Copyright & PermissionsWho made it and who took part in it?
When you use the copyright work of another person in most cases you will have to ask for their permission. Permission can be in the form of either an agreement or a licence. There are in some cases exceptions to this.
You can think of a magazine or TV programme or any finished work like an onion, made up of several layers of copyright coming together to make the final product. In the example of an album the performer, the songwriter, the record label and the artist who created the front cover may all have rights in the final product.
It's worth bearing in mind that even though there may be several layers, the same person can own the copyright in each one of them. If someone has asked for permission to use your work, find out more in My Copyright.
The starting point in seeking permission is to understand whether the work is created and owned by one person or if many people have come together to create it. While in some cases there will only be one layer of copyright - for example an original drawing or draft of a book - in many cases there are several layers to consider.
Works protected by copyright
Examples of the different works protected by copyright are:
- Literary works such as books, blogs, articles, poems
- Underlying Musical score, composition, lyrics
- Commercial music
- Film footage
Performers, like actors and dancers are protected by performers rights. For a fuller list click on Related Links or visit the Intellectual Property Office (IPO).
What questions do I need to ask?
Looking at the example of a TV programme, you can ask yourself the following questions:
Who made it?
Which company owns/has made the programme? Do they own all rights within the programmes or do other people who have contributed to it still have rights in the programme?
Who took part in it?
It’s helpful to break these down into different types, as they are treated differently in a copyright context:
- Performers – Who features in the programme? People like presenters, actors, dancers, interviewees etc.
- Musicians – Has the music been commercially released on CD or for download? Is the music from a live performance or event? Is it classical? For more information on copyright in music visit PRS for Music.
- Writers – Who is the writer of the script or the literary content, including quotes and text extracts? Do the publishers of that work have any rights?

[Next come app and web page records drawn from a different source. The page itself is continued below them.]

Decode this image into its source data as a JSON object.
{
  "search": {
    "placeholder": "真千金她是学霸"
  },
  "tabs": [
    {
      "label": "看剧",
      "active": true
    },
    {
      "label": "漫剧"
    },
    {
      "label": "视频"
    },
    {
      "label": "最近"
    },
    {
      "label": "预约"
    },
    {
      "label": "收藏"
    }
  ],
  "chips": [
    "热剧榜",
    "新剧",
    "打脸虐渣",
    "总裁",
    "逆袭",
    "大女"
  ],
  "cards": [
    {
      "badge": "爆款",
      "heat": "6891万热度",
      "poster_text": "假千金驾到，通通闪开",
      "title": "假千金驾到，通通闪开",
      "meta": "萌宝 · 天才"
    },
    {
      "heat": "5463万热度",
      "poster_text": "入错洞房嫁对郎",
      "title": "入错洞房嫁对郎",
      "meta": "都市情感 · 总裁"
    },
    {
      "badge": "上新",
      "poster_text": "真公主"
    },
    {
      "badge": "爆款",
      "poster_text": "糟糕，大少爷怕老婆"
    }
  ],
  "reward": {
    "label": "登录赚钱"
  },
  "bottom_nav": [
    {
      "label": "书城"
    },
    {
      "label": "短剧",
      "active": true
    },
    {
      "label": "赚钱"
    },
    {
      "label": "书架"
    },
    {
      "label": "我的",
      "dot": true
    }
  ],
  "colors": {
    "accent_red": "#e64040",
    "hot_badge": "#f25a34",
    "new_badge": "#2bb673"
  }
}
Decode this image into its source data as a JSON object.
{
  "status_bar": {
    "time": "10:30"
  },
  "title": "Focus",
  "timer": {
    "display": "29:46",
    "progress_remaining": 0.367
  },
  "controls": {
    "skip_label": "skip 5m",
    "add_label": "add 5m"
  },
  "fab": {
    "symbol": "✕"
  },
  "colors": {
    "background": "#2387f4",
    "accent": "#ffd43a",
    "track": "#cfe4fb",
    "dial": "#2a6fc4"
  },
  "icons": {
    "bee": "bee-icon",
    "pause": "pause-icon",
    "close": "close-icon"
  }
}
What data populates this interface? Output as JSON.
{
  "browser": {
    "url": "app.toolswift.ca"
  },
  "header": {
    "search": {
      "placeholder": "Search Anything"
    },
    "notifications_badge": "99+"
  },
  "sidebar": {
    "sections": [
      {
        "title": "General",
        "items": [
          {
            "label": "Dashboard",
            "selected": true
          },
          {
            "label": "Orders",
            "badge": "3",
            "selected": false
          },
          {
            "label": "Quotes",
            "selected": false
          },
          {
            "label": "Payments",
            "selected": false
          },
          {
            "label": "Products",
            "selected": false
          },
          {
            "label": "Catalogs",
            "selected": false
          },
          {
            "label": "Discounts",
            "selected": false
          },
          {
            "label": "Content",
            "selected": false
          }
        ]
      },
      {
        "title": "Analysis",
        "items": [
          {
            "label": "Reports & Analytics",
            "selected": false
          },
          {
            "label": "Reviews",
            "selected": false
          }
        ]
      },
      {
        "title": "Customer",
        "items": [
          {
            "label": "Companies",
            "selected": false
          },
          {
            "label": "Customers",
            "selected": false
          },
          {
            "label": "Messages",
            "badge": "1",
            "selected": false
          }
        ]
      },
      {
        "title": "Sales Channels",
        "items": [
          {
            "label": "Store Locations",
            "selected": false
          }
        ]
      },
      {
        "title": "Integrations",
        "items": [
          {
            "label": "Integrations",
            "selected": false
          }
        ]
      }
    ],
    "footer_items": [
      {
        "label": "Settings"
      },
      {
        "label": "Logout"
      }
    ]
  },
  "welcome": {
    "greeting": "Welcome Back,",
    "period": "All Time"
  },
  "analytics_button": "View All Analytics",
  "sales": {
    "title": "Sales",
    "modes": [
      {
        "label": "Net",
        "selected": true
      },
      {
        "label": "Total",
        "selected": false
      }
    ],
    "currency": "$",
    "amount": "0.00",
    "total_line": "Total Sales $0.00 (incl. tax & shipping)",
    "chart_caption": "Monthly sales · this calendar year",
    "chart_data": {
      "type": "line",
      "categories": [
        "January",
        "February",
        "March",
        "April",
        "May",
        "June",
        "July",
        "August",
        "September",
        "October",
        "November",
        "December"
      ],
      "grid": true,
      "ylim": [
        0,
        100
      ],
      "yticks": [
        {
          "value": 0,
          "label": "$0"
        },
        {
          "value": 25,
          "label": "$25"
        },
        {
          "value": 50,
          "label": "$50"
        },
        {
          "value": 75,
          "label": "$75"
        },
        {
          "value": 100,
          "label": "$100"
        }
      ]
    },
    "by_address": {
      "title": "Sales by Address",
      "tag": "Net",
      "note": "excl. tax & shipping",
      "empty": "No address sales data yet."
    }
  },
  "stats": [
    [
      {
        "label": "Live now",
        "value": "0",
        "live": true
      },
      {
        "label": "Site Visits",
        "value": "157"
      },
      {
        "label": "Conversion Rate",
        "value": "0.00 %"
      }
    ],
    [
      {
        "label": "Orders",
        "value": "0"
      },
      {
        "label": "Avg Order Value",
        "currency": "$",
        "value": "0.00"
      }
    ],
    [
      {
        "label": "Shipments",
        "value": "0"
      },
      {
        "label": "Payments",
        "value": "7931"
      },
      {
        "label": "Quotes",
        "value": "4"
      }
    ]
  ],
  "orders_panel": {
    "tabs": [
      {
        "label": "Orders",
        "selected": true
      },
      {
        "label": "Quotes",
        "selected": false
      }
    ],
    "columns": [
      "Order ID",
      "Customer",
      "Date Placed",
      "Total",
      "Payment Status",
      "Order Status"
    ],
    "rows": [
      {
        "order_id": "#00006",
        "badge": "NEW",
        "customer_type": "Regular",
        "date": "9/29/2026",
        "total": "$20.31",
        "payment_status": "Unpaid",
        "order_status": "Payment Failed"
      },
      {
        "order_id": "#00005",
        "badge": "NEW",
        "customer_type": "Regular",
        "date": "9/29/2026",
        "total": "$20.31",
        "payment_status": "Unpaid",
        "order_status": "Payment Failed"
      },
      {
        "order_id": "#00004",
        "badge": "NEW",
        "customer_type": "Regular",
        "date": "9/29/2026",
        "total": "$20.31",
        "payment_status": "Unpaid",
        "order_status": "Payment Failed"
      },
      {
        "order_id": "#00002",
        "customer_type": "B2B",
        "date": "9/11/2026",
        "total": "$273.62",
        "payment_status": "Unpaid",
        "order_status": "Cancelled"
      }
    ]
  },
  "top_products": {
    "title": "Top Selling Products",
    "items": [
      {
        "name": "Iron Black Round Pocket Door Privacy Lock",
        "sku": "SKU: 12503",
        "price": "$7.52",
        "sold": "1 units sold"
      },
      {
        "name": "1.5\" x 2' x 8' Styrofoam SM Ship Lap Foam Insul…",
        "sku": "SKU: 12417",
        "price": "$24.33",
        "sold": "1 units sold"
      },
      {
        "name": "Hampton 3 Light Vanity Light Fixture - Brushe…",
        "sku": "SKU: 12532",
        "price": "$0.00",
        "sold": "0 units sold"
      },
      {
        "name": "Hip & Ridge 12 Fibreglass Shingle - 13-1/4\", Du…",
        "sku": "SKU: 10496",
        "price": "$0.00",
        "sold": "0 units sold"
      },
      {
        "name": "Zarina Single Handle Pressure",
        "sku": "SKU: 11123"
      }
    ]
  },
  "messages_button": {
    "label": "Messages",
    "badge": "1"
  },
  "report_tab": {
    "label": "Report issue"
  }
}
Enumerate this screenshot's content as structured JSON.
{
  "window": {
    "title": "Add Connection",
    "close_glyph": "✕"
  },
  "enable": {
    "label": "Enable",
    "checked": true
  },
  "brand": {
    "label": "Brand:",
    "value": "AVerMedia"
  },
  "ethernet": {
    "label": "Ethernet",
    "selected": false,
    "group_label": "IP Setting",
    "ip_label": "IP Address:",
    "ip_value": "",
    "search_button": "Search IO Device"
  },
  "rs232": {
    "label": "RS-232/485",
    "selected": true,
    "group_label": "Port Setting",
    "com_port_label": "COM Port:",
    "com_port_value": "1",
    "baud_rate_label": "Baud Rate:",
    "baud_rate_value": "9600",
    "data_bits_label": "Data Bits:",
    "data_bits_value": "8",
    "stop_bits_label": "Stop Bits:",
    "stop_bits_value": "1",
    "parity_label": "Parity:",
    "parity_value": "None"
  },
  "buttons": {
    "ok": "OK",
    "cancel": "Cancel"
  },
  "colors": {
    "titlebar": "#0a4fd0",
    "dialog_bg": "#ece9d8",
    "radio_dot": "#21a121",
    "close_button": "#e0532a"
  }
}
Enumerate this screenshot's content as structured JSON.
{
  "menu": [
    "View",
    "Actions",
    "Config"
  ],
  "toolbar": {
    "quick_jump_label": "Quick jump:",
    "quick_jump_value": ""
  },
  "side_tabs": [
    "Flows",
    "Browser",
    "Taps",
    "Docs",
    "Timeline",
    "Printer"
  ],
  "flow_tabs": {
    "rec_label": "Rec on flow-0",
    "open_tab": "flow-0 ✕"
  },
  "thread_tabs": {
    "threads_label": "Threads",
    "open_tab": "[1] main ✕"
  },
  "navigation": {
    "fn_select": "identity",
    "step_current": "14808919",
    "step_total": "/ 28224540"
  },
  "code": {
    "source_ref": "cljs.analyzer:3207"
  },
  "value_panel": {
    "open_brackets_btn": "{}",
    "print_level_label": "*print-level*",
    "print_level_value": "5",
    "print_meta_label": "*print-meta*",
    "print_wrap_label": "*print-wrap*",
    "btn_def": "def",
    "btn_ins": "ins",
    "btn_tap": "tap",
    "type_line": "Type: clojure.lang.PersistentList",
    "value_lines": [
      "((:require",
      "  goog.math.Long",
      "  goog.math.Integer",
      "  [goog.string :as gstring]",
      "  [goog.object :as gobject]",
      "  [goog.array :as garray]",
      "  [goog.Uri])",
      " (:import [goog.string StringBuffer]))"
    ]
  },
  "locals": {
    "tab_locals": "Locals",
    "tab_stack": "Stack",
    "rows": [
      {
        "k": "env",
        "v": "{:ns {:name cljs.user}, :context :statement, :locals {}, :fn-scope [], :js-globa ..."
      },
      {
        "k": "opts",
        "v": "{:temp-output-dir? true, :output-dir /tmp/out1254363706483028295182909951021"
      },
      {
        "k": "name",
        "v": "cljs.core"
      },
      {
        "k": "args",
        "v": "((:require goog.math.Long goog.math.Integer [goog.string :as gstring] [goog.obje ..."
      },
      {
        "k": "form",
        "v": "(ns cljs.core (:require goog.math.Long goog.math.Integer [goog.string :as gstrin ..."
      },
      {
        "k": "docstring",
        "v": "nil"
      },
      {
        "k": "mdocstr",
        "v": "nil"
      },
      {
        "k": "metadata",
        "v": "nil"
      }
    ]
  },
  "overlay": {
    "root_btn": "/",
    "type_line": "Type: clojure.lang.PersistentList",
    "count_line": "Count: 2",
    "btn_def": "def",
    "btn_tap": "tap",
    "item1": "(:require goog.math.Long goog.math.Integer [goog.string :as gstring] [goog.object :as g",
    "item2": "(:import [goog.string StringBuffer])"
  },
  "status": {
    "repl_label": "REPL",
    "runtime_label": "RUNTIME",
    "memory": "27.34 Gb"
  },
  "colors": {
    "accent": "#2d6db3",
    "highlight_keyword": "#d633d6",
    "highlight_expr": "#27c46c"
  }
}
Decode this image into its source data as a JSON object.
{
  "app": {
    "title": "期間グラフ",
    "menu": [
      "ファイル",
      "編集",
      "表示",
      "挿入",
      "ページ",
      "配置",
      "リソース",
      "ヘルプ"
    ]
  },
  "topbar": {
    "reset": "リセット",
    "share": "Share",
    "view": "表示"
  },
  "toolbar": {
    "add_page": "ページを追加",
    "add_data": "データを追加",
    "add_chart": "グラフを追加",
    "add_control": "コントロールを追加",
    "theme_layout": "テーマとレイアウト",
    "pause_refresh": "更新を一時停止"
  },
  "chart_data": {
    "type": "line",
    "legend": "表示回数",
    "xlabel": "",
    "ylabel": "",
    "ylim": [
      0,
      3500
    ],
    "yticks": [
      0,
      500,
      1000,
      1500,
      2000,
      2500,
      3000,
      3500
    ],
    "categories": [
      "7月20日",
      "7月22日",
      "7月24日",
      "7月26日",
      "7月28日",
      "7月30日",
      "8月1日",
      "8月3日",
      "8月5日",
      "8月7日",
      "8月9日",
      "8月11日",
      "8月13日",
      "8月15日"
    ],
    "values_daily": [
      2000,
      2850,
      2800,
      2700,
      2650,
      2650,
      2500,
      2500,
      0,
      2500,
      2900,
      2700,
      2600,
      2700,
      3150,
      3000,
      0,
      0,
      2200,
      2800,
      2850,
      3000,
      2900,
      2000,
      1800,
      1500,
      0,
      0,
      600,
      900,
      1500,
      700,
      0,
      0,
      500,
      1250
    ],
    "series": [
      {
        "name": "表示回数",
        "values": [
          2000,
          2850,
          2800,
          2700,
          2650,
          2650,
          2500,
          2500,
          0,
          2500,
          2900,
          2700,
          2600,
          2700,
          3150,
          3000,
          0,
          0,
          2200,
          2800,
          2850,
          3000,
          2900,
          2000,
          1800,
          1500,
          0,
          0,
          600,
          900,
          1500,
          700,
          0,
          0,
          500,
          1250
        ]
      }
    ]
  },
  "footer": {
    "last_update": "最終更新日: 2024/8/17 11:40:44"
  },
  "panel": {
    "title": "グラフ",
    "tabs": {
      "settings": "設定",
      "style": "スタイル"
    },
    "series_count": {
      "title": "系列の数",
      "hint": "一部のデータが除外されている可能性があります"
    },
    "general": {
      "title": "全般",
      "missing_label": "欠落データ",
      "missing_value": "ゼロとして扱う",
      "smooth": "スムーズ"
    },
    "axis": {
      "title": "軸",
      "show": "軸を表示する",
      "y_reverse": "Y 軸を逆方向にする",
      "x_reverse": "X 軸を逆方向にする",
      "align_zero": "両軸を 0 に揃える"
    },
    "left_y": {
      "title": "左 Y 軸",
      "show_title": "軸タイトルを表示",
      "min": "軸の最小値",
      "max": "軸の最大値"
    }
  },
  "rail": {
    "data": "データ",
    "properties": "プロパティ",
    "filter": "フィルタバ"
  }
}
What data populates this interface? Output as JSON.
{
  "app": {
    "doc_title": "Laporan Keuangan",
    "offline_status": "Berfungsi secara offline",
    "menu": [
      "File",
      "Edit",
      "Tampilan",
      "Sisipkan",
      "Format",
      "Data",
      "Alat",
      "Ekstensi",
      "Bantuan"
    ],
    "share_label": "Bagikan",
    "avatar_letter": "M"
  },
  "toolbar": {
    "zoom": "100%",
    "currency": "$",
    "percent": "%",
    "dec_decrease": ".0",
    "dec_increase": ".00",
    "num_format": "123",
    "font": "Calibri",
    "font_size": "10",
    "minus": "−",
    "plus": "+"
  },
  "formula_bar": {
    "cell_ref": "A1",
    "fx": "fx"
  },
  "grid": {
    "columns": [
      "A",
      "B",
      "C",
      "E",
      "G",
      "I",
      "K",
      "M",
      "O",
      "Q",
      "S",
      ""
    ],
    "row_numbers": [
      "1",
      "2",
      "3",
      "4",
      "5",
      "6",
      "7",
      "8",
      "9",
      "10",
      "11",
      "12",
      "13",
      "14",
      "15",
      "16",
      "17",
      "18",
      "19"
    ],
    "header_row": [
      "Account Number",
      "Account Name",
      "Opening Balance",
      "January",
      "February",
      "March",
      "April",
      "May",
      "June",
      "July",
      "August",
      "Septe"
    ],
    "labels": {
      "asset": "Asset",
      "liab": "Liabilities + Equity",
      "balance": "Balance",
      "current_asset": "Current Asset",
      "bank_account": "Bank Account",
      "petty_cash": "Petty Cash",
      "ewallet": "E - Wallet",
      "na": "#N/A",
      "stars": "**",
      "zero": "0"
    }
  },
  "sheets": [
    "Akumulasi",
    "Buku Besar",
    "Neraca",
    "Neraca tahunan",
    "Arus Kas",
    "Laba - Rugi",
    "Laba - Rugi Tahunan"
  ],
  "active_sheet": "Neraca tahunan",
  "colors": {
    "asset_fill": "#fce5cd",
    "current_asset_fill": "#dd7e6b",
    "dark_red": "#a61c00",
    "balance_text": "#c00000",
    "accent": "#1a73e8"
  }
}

- Photographers – Who owns the photographs featured on screen?
- Clips from other programmes/films – Who owns or licenses these rights?
- A guide to music copyrightBBC Academy